Element data from apps and pages:
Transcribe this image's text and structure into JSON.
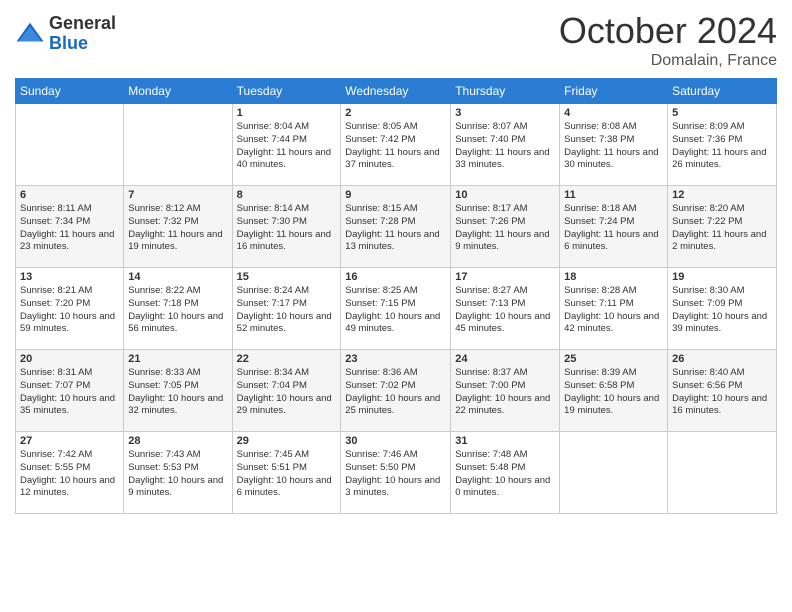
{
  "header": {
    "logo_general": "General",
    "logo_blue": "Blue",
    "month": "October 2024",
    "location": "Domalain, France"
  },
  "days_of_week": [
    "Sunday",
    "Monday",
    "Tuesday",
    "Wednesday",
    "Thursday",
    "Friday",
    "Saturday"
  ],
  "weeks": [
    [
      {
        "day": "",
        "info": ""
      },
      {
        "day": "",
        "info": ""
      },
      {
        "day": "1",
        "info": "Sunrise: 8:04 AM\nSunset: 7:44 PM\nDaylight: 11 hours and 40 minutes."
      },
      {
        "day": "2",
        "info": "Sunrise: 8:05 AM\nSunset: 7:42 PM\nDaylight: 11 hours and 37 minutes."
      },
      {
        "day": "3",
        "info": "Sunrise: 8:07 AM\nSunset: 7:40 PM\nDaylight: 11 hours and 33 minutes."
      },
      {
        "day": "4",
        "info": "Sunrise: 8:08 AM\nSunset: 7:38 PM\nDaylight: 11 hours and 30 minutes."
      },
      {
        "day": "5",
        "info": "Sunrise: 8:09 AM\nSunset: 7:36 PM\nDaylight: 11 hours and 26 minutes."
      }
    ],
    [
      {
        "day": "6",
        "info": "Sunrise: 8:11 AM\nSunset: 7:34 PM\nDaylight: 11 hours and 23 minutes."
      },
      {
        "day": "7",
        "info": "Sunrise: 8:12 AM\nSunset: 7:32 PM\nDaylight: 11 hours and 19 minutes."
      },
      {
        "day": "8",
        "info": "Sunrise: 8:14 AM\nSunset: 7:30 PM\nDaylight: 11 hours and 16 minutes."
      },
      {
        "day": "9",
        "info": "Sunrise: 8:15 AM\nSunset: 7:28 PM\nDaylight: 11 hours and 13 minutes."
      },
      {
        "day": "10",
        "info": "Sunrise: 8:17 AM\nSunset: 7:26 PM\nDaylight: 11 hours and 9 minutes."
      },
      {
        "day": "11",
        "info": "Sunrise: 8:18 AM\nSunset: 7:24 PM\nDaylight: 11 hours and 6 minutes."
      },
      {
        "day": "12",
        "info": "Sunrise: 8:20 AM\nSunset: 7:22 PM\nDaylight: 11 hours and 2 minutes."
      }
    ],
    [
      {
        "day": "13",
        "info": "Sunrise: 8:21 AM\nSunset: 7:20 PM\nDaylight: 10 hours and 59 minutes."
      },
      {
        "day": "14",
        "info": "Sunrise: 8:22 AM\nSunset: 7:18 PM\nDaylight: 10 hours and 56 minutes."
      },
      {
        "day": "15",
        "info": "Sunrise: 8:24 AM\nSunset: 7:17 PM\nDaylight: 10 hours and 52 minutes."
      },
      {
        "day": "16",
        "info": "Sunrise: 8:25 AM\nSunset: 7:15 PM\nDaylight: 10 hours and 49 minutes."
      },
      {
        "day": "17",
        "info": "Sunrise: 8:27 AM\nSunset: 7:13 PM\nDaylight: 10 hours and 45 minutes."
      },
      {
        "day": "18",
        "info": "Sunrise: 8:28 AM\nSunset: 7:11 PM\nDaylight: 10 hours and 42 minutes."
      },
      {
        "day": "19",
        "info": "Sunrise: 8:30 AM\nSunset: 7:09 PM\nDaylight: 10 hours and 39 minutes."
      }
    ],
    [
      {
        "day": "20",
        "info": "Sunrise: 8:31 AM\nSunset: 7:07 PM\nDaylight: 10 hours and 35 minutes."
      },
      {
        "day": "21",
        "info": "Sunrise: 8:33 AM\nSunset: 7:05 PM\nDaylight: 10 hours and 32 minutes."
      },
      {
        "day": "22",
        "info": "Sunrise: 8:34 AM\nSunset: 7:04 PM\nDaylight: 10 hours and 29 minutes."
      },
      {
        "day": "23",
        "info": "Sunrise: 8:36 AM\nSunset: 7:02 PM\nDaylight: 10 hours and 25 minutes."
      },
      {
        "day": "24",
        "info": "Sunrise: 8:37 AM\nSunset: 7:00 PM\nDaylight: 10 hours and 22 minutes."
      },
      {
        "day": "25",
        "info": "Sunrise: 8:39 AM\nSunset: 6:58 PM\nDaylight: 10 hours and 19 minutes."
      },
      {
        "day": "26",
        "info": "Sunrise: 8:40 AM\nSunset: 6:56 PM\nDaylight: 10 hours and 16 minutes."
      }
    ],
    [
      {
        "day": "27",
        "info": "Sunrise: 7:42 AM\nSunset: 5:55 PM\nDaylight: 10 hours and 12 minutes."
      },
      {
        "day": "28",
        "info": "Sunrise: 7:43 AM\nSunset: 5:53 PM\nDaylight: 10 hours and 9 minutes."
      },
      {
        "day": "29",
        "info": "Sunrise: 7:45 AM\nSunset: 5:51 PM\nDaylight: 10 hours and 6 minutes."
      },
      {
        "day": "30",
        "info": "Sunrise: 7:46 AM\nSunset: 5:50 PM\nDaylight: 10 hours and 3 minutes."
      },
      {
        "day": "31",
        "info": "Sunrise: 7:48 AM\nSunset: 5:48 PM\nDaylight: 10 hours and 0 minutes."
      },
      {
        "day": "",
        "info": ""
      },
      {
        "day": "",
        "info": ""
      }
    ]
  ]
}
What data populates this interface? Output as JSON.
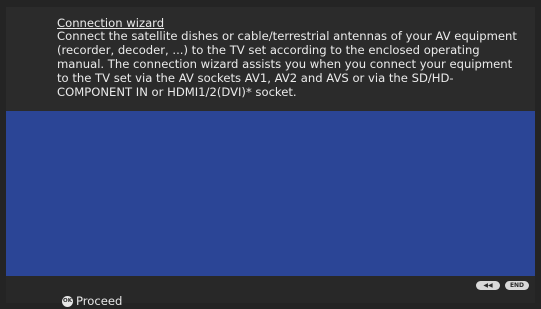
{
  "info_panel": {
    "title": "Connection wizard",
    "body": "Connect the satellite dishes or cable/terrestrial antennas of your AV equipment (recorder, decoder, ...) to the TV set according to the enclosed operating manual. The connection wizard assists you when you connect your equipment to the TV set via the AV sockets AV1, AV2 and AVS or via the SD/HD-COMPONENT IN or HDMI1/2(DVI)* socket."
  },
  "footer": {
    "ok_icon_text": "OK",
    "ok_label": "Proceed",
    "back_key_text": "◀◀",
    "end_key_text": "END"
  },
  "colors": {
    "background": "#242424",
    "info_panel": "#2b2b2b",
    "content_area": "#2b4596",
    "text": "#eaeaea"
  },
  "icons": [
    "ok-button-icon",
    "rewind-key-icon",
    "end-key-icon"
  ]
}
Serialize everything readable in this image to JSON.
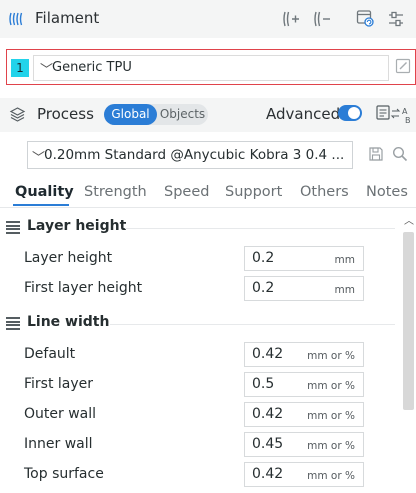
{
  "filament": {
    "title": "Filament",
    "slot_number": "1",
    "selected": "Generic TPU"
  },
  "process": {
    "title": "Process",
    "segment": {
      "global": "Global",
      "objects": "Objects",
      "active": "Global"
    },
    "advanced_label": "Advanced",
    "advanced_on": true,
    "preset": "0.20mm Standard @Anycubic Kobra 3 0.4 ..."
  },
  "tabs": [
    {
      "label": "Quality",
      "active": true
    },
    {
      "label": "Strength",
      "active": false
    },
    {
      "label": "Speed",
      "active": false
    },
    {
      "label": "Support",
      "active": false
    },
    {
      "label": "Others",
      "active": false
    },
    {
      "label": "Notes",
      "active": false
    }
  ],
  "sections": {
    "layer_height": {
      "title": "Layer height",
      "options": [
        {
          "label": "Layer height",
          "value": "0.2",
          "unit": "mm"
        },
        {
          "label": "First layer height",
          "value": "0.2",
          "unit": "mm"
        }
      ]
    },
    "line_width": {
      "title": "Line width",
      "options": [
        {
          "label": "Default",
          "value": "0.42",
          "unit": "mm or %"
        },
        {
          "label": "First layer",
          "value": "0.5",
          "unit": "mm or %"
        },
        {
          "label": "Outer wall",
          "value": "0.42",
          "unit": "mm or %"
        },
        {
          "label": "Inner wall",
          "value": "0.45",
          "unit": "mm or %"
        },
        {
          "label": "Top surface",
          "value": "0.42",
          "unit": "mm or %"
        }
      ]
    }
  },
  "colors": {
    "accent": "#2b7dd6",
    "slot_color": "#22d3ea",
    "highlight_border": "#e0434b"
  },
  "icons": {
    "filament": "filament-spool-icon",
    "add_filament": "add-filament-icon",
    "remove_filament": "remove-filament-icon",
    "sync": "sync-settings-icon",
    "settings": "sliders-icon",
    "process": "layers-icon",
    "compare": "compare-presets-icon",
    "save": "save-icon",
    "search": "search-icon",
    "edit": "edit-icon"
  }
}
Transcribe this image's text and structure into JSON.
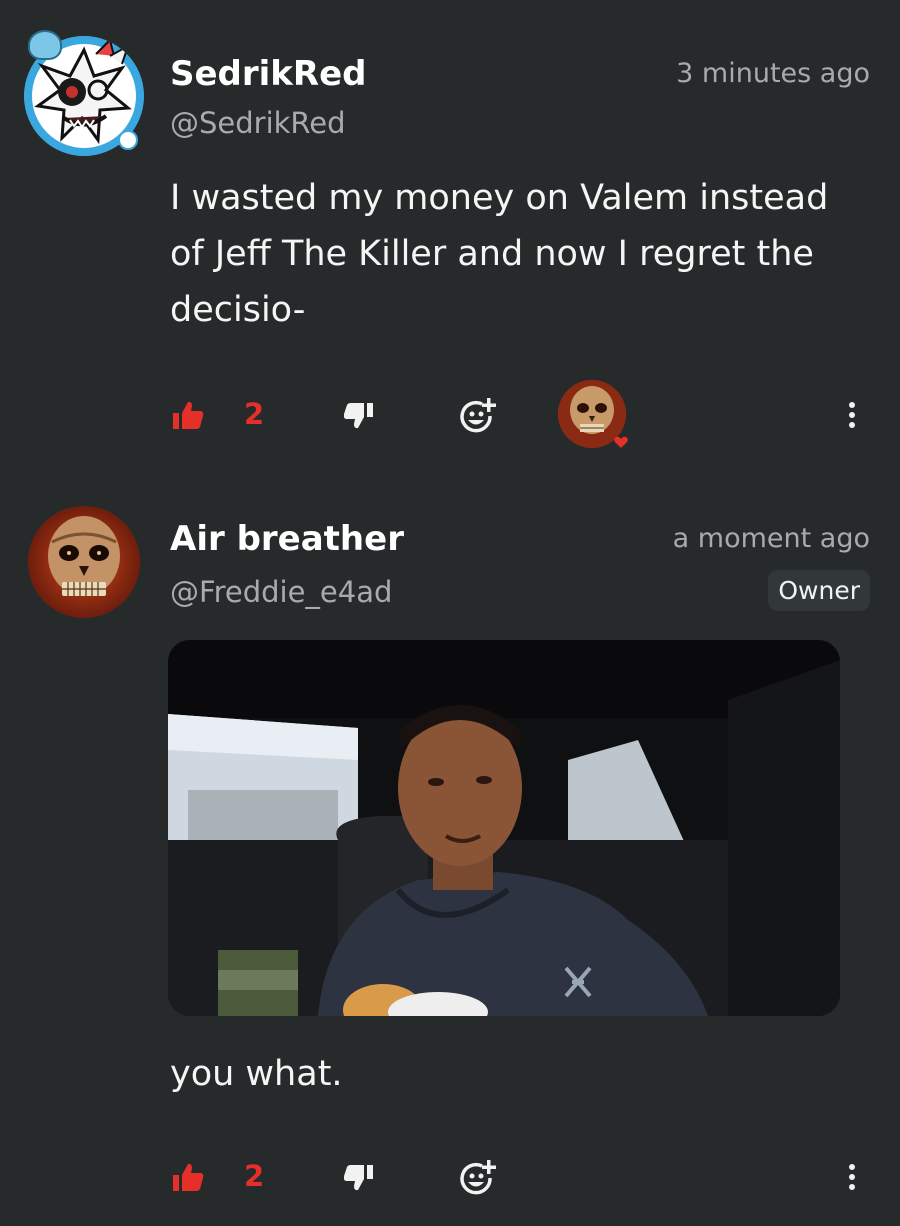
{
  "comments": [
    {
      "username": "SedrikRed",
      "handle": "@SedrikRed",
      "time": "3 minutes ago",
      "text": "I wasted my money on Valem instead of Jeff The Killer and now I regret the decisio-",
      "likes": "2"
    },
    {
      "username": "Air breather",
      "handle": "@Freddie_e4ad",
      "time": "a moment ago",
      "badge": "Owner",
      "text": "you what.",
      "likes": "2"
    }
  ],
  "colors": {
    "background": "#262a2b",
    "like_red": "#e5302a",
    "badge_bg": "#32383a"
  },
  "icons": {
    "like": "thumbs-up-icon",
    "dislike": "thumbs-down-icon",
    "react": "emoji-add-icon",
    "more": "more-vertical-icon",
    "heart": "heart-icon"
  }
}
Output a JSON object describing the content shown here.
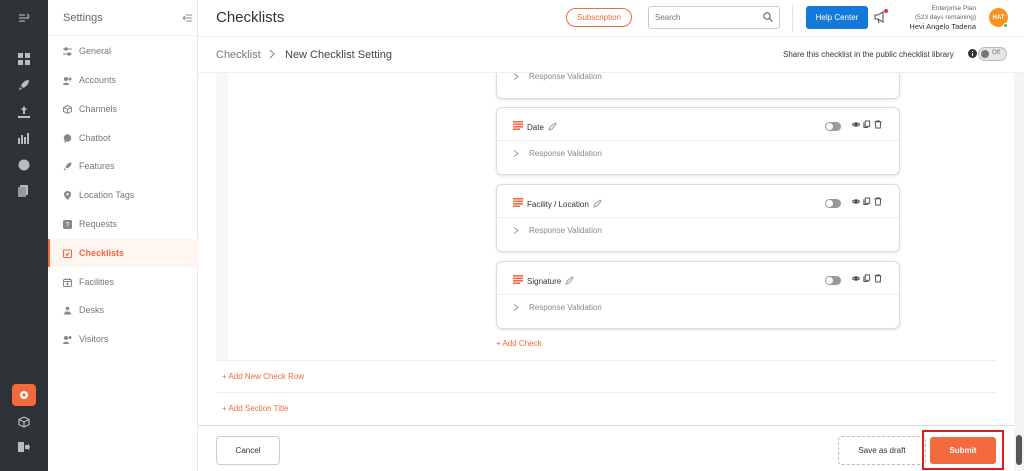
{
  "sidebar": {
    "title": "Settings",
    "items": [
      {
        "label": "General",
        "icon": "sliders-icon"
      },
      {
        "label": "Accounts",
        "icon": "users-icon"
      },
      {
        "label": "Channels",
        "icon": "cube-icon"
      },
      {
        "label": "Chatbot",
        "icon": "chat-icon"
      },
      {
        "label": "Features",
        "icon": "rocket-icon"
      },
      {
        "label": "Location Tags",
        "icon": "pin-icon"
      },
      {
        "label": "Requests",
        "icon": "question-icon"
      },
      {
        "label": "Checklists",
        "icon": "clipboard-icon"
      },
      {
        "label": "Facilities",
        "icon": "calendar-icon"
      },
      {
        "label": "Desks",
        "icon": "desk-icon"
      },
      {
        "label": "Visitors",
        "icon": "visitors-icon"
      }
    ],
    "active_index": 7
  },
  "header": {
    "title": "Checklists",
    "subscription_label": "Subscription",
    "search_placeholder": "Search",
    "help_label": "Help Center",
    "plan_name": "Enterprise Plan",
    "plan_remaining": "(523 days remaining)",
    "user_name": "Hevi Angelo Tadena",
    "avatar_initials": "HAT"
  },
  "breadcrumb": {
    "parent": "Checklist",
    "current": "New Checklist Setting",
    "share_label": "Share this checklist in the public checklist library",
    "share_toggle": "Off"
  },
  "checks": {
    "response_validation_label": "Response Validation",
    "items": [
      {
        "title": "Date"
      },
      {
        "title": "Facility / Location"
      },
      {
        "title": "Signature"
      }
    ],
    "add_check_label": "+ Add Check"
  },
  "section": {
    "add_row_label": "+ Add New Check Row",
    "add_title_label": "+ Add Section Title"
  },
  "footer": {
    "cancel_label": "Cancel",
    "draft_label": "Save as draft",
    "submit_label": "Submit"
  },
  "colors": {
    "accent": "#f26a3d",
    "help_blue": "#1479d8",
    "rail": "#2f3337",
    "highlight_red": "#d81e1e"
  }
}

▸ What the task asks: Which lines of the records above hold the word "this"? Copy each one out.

▸ Solved problem:
Transcribe this image's text and structure into JSON.
What data populates this interface? Output as JSON.
Serialize everything readable in this image to JSON.
Transcribe this image's text and structure into JSON.
    "share_label": "Share this checklist in the public checklist library",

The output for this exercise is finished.